Quebec bill grants protections and establishes new obligations to de facto unions

A new proposed Quebec legal framework for common-law couples who become parents after June 2025 will be entrusted with new rights and obligations, and benefit from some protections granted to married couples, a development viewed by family law experts as a step in the right direction.

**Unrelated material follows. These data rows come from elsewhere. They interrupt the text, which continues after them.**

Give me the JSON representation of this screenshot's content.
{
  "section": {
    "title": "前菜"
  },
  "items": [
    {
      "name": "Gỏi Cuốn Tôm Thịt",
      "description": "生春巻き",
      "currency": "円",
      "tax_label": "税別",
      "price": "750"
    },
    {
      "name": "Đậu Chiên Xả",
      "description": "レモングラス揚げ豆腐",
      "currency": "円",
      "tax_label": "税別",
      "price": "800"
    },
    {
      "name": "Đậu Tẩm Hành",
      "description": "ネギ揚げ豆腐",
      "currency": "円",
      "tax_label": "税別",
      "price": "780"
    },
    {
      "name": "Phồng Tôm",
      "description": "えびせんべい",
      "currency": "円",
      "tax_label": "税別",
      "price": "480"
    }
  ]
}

But Bill 56, aimed at providing a better safety net for children, falls short on several levels.

Bill aims to curb delays but stakeholders call for more resources

A new bill that seeks to curb delays in the justice system and rein in stays of proceedings will be conferring new powers to the justices of the peace by allowing them to oversee criminal court appearances and bail hearings, a development that has received lukewarm praise by Quebec’s main legal actors who were longing for more monies into the system.

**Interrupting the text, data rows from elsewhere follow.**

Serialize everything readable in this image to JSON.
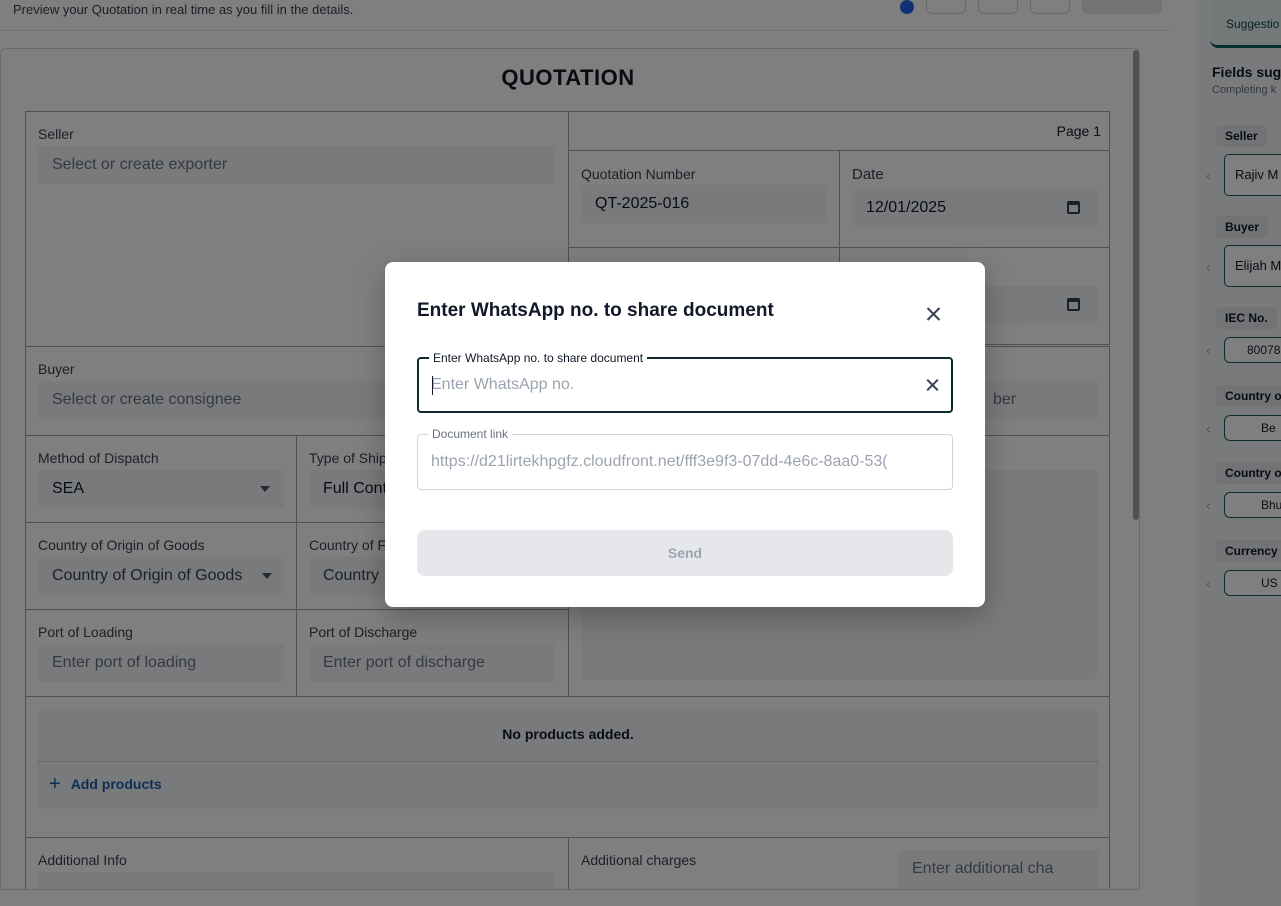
{
  "header": {
    "subtitle": "Preview your Quotation in real time as you fill in the details."
  },
  "document": {
    "title": "QUOTATION",
    "page_label": "Page 1",
    "seller": {
      "label": "Seller",
      "placeholder": "Select or create exporter"
    },
    "buyer": {
      "label": "Buyer",
      "placeholder": "Select or create consignee"
    },
    "quotation_number": {
      "label": "Quotation Number",
      "value": "QT-2025-016"
    },
    "date": {
      "label": "Date",
      "value": "12/01/2025"
    },
    "partial_right_placeholder": "ber",
    "method_of_dispatch": {
      "label": "Method of Dispatch",
      "value": "SEA"
    },
    "type_of_shipment": {
      "label": "Type of Ship",
      "value": "Full Cont"
    },
    "country_origin": {
      "label": "Country of Origin of Goods",
      "placeholder": "Country of Origin of Goods"
    },
    "country_dest": {
      "label": "Country of F",
      "placeholder": "Country"
    },
    "port_loading": {
      "label": "Port of Loading",
      "placeholder": "Enter port of loading"
    },
    "port_discharge": {
      "label": "Port of Discharge",
      "placeholder": "Enter port of discharge"
    },
    "products": {
      "empty_text": "No products added.",
      "add_label": "Add products"
    },
    "additional_info": {
      "label": "Additional Info"
    },
    "additional_charges": {
      "label": "Additional charges",
      "placeholder": "Enter additional cha"
    }
  },
  "sidebar": {
    "tab_label": "Suggestio",
    "title": "Fields sug",
    "subtitle": "Completing k",
    "items": [
      {
        "label": "Seller",
        "value": "Rajiv M"
      },
      {
        "label": "Buyer",
        "value": "Elijah M"
      },
      {
        "label": "IEC No.",
        "value": "80078"
      },
      {
        "label": "Country o",
        "value": "Be"
      },
      {
        "label": "Country o",
        "value": "Bhu"
      },
      {
        "label": "Currency",
        "value": "US"
      }
    ]
  },
  "modal": {
    "title": "Enter WhatsApp no. to share document",
    "whatsapp_field": {
      "legend": "Enter WhatsApp no. to share document",
      "placeholder": "Enter WhatsApp no."
    },
    "document_link": {
      "legend": "Document link",
      "value": "https://d21lirtekhpgfz.cloudfront.net/fff3e9f3-07dd-4e6c-8aa0-53("
    },
    "send_label": "Send"
  },
  "colors": {
    "overlay": "#000000",
    "accent_teal": "#0f5f5f",
    "link_blue": "#1e5fae",
    "disabled_button": "#e5e7eb"
  }
}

Quebec family law reform prompts questions from experts

A proposed Quebec legislative reform that recognizes and regulates surrogacy, establishes new regulations on parentage, and aims to protect children born as a result of sexual assault has been commended by notaries but drawn mixed reaction from family law experts.

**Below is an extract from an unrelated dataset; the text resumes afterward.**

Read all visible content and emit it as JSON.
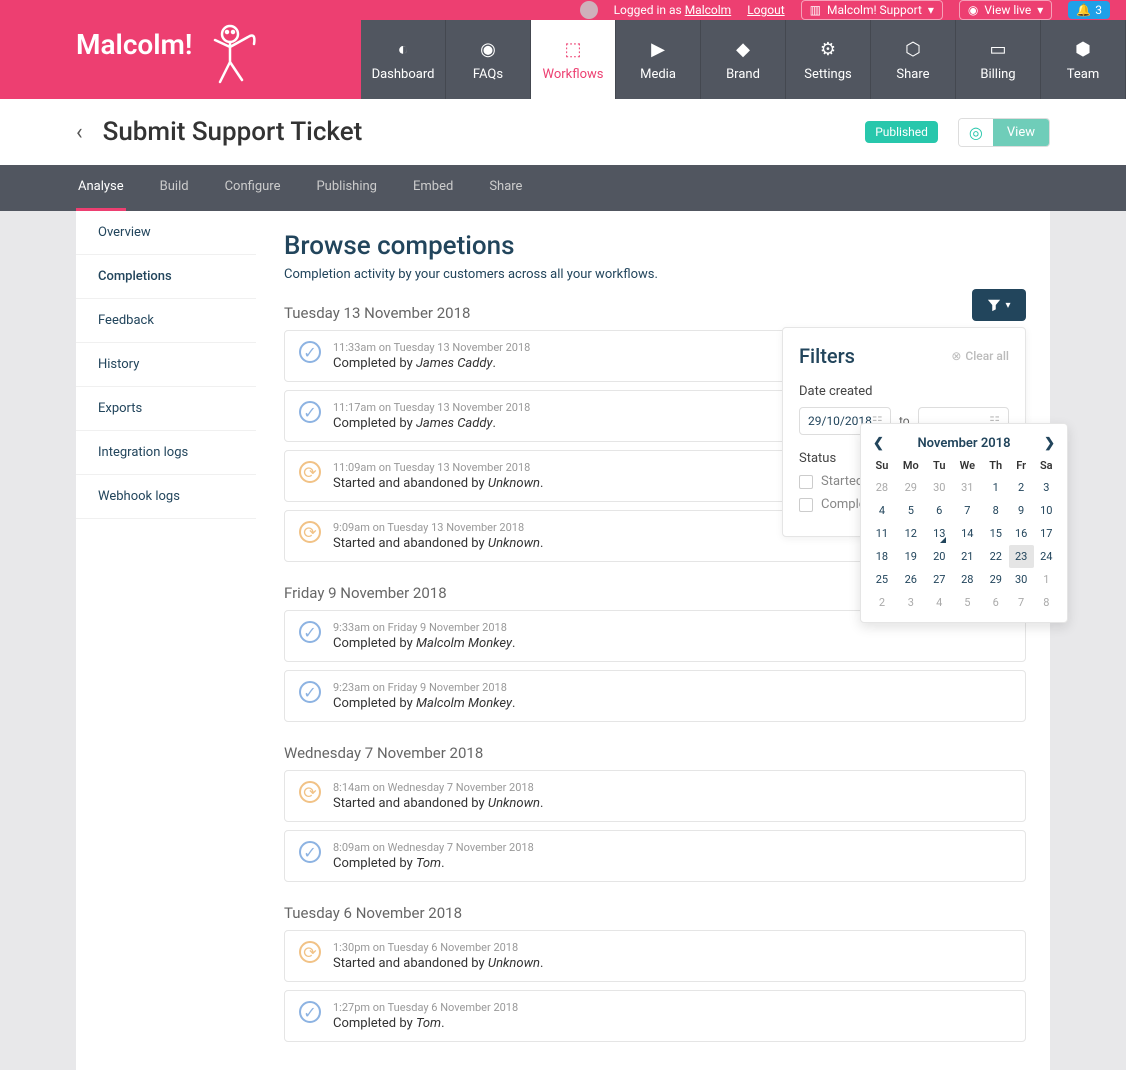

Quebec legal world divided over notaries gaining access to the bench

The Quebec government, after scant debate and without the input or testimony of several major legal actors, has forged ahead in spite of forceful opposition by lawyers’ organizations with a controversial and divisive bill that will allow notaries to be appointed to the bench of provincial courts.

Report recommends rights-based approach to tackle intimate partner violence and homelessness

The Quebec government should establish a comprehensive “made in Quebec” legal framework to tackle intimate partner violence by creating a specific right to adequate housing under the Quebec Charter of Human Rights and Freedoms and introduce comprehensive legislation that institutes a right to be free from domestic violence that includes legal recourses in civil matters, according to a report by legal experts.

Quebec Appeal Court sets precedent over First Nations police underfunding

The Quebec Court of Appeal held that Ottawa and Quebec breached their duty to act honourably after it refused to adequately finance the police department of a First Nation.

Quebec justice system in the midst of ‘collapsing, say leading legal actors

The Quebec justice system is in the midst of “collapsing,” sagging under the weight of underfinancing and bedevilled by a “catastrophic” shortage of court personnel, prompting leading legal actors to describe the situation as “embarrassing” and even more alarmingly, kindling a public lack of confidence in the province’s justice system.

Sperm donor granted visitation rights

A sperm donor was granted access rights by the Quebec Court of Appeal after he was deemed as a “significant” third party whose presence “could probably benefit” the child in a decision that has perplexed some family law experts.

Quebec Court reaffirms authority of Aboriginal communities in youth protection

First Nations that have implemented youth protection legislation under the auspices of the federal Bill C-92 have jurisdiction over youth welfare regardless of place of residence held a provincial court judge in a decision viewed by legal experts as a precedent.

Pragmatic measures must be implemented to address problems plaguing Nunavik’s justice system: report

A series of wide-ranging concrete administrative and structural reforms, coupled with a new regional or municipal court, legal aid for all Inuit, and greater inclusion for traditional Inuit dispute resolution methods, should be implemented by the Quebec government and legal authorities to provide greater access to justice and tackle the alarming and increasing caseload in Nunavik, according to a recently published report.

Former Quebec Superior Court Chief Justice reflects on challenges posed by pandemic and lack of resources

After seven years at the helm of Quebec Superior Court, the last two particularly challenging and exhausting, Justice Jacques Fournier has stepped aside